Records for this exercise ->
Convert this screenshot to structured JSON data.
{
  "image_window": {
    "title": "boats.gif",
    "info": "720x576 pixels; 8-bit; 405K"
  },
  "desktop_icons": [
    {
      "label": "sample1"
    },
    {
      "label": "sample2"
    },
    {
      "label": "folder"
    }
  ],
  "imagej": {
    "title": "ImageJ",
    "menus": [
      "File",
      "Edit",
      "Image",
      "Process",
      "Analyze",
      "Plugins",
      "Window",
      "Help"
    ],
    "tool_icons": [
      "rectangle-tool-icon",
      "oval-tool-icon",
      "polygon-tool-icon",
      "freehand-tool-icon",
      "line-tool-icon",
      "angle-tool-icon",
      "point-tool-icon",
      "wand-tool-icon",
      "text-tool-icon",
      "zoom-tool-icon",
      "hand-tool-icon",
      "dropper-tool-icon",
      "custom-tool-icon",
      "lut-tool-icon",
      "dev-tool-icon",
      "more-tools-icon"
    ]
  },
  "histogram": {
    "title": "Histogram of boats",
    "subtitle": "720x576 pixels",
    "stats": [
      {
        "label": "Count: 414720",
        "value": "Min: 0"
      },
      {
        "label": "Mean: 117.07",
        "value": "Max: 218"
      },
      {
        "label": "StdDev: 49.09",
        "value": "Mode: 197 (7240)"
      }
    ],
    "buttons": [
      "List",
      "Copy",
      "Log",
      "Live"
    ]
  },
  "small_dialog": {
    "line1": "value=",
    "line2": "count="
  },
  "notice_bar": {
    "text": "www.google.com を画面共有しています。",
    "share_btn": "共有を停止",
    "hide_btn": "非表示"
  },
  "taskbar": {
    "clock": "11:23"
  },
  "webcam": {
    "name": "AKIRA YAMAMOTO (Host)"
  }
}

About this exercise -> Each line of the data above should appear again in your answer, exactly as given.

Solution to the exercise ->
Convert this screenshot to structured JSON data.
{
  "image_window": {
    "title": "boats.gif",
    "info": "720x576 pixels; 8-bit; 405K"
  },
  "desktop_icons": [
    {
      "label": "sample1"
    },
    {
      "label": "sample2"
    },
    {
      "label": "folder"
    }
  ],
  "imagej": {
    "title": "ImageJ",
    "menus": [
      "File",
      "Edit",
      "Image",
      "Process",
      "Analyze",
      "Plugins",
      "Window",
      "Help"
    ],
    "tool_icons": [
      "rectangle-tool-icon",
      "oval-tool-icon",
      "polygon-tool-icon",
      "freehand-tool-icon",
      "line-tool-icon",
      "angle-tool-icon",
      "point-tool-icon",
      "wand-tool-icon",
      "text-tool-icon",
      "zoom-tool-icon",
      "hand-tool-icon",
      "dropper-tool-icon",
      "custom-tool-icon",
      "lut-tool-icon",
      "dev-tool-icon",
      "more-tools-icon"
    ]
  },
  "histogram": {
    "title": "Histogram of boats",
    "subtitle": "720x576 pixels",
    "stats": [
      {
        "label": "Count: 414720",
        "value": "Min: 0"
      },
      {
        "label": "Mean: 117.07",
        "value": "Max: 218"
      },
      {
        "label": "StdDev: 49.09",
        "value": "Mode: 197 (7240)"
      }
    ],
    "buttons": [
      "List",
      "Copy",
      "Log",
      "Live"
    ]
  },
  "small_dialog": {
    "line1": "value=",
    "line2": "count="
  },
  "notice_bar": {
    "text": "www.google.com を画面共有しています。",
    "share_btn": "共有を停止",
    "hide_btn": "非表示"
  },
  "taskbar": {
    "clock": "11:23"
  },
  "webcam": {
    "name": "AKIRA YAMAMOTO (Host)"
  }
}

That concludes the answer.